ATLANTIC CITY – Standing before the all-male City Council with the state's overseer, Timothy Cunningham, to their left, the three female leaders from the Bungalow Park, Chelsea Heights, and Venice Park sections of Atlantic City made their intentions crystal clear.

Either the 2,421 signatures they and 119 volunteers had collected and turned in to the city clerk Wednesday — twice the required number, they say — would result in a Council ordinance giving residents the right of a referendum if the state moves to sell or lease the municipal water authority, or, "We go to court," said Carol Ruffu of Chelsea Heights.

Sheila Hull-Freeman of Bungalow Park urged the Council not to avoid acting just because the state, with its vast powers over the city due to a takeover law, might try to prevent a resolution from being introduced, or might veto it afterwards.

"We have stood strong with our city government, always respecting the sovereignty of our city government even when no one else did," Hull-Freeman said. "We really need our city government to accept the resolution put forth on behalf of all the signatures collected.

"If it has to go beyond this point, " she added, "we will see you in court."

Added Alma Johnson of Venice Park, turning to look at Cunningham:  "We are sick and tired of it."

It was striking to see the three assert power before the all-male Council and state overseers. The middle-class enclaves they represent along the back bays and canals are often overlooked in discussions of the casino-dominated town.

Ruffu said the grass-roots effort had grown in momentum as petitions were circulated door to door with the rallying cry of stopping Gov. Christie from moving to sell the Municipal Utility Authority, valued at $100 million.

The petitions are about twice what is required by law — up to 15 percent of the number of city voters who voted in the last Assembly election — to force an initiative and referendum.

"We came out on Saturdays. We had help from faith-based churches, residents working in their neighborhoods, volunteers from Food and Water Watch and the Green Party. Boston, Pennsylvania, Delaware, Maryland and Washington, D.C.," Ruffu said.

"This was viewed nationally as a movement, and all eyes were on Atlantic City," she said. "The citizens went out there, the voters of Atlantic City turned in 2,421 signatures, and I'm very proud of that."

Council President Marty Small Sr. said that if the clerk certifies the required number of signatures, the Council would vote on a resolution that would authorize a referendum on any sale or dissolution of the MUA.

"We'll put it on the agenda for a vote," he said. "The state can overrule anything we can do. We're going to move forward for the people of the city of Atlantic City."

Cunningham called the petition drive "premature," and said the state had not made any decisions regarding the utility. On his last visit to the city, Christie seemed to have softened his stance on a sale, noting the desire of residents to keep it in public hands.
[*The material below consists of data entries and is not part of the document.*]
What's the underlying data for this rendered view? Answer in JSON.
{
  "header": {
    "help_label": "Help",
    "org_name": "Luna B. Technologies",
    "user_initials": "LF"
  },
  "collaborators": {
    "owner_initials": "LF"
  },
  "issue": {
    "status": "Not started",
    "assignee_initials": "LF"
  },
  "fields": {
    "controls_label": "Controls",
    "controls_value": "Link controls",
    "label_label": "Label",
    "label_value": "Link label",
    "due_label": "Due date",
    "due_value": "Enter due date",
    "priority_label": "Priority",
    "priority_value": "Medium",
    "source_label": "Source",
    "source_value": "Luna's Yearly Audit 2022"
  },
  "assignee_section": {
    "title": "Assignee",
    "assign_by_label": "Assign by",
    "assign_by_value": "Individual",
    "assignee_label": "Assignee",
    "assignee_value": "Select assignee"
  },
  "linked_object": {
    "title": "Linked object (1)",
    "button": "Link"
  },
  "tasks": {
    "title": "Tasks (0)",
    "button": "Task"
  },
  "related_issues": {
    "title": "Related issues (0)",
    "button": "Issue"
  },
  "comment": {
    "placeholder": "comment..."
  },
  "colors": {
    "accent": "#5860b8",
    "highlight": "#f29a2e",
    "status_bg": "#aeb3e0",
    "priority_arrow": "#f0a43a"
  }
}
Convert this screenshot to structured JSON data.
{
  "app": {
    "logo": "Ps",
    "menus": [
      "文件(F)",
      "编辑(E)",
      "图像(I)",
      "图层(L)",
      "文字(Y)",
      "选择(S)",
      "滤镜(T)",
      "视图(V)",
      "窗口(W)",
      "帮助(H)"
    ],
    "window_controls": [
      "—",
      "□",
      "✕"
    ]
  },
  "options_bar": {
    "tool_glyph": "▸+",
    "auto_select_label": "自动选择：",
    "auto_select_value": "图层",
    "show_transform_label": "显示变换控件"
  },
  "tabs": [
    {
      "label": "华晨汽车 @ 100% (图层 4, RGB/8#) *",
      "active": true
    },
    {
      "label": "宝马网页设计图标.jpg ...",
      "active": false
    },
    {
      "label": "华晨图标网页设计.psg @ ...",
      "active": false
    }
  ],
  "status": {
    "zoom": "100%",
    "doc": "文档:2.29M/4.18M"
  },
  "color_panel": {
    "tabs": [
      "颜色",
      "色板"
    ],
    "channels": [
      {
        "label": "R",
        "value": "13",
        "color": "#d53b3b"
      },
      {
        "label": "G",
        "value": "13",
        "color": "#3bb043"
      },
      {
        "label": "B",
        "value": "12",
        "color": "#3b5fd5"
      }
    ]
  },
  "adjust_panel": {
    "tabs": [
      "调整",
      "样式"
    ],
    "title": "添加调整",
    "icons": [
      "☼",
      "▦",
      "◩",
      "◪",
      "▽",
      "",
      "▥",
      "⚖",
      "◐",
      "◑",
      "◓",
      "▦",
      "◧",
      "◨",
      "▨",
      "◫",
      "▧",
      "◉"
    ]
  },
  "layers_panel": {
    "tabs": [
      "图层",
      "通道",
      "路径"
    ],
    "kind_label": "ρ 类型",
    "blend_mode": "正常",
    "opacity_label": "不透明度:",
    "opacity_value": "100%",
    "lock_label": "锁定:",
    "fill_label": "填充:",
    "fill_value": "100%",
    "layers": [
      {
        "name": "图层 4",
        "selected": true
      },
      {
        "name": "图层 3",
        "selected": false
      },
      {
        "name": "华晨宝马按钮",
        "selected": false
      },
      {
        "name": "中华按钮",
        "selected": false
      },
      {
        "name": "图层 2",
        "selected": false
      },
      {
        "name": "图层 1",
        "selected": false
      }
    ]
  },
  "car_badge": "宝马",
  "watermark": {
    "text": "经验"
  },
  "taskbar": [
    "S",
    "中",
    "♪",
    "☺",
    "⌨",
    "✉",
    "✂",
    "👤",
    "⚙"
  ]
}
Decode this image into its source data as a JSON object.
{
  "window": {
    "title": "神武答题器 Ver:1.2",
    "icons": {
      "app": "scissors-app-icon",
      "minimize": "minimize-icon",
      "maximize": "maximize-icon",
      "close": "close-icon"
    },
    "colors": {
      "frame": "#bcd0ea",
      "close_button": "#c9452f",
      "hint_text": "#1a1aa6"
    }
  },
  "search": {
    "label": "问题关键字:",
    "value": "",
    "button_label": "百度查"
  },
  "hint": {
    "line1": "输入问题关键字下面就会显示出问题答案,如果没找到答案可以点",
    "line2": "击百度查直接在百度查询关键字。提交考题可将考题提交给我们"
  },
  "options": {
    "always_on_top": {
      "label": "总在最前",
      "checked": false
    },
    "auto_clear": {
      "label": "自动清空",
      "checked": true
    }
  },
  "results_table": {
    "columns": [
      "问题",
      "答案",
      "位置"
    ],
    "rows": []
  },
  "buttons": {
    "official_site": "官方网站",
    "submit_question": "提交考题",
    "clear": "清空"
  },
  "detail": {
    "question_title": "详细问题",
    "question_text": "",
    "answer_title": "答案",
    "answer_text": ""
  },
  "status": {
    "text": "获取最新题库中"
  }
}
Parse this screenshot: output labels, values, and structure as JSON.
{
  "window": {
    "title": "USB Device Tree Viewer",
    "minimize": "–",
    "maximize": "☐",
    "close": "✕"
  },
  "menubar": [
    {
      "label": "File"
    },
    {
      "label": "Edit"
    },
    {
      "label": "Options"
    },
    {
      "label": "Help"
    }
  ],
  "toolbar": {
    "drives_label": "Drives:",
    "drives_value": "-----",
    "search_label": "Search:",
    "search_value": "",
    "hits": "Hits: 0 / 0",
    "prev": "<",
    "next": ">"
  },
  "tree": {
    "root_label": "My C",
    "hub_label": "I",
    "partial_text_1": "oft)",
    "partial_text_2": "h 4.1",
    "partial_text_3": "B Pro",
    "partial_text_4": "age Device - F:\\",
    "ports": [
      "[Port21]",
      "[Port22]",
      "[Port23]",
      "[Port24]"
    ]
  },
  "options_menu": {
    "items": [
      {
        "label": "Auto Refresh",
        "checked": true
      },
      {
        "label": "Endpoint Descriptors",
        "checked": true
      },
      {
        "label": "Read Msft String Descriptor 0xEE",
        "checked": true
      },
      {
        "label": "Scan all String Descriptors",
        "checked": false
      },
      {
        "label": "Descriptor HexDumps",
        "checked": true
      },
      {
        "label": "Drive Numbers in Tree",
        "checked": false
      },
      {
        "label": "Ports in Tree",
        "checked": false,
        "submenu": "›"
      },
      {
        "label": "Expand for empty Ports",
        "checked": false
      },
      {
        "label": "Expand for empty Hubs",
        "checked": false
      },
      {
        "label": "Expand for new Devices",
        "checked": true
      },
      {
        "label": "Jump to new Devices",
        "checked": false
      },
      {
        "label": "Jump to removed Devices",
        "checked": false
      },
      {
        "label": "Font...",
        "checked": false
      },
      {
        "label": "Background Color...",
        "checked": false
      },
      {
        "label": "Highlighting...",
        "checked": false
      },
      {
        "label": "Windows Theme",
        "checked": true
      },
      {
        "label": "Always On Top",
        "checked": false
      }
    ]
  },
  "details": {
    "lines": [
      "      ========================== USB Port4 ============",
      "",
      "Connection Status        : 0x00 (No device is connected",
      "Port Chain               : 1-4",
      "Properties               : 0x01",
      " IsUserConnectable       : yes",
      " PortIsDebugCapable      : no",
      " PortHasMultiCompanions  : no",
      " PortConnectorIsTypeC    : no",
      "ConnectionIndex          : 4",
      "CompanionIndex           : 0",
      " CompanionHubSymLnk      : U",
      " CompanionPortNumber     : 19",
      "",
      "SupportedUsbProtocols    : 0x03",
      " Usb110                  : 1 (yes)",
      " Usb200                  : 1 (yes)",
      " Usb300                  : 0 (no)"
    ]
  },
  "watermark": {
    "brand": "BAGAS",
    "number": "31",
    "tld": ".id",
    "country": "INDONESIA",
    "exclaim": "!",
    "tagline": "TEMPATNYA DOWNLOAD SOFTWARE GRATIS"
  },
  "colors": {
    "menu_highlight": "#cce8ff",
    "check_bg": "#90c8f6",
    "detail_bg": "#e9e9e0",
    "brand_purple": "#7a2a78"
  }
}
Several water companies with political ties have expressed interest.

"We haven't done anything," Cunningham said. "We haven't made a determination of what to do."

The Municipal Stabilization and Recovery Act, in addition to giving the state veto power over Council actions, says any referendum would be considered advisory. But Lena Smith of Food and Water Watch, who has been organizing in Atlantic City for a year, said civil rights attorneys were prepared to challenge that part of the law in court.

She said the petition drive was not premature, but proactive.

"This ordinance is about getting back the rights that were lost when the state takeover law was passed," Smith said. "It's about citizens' civil rights. We want to make sure we have the right to control our water, which the state takeover law does not clearly state we have the right to do."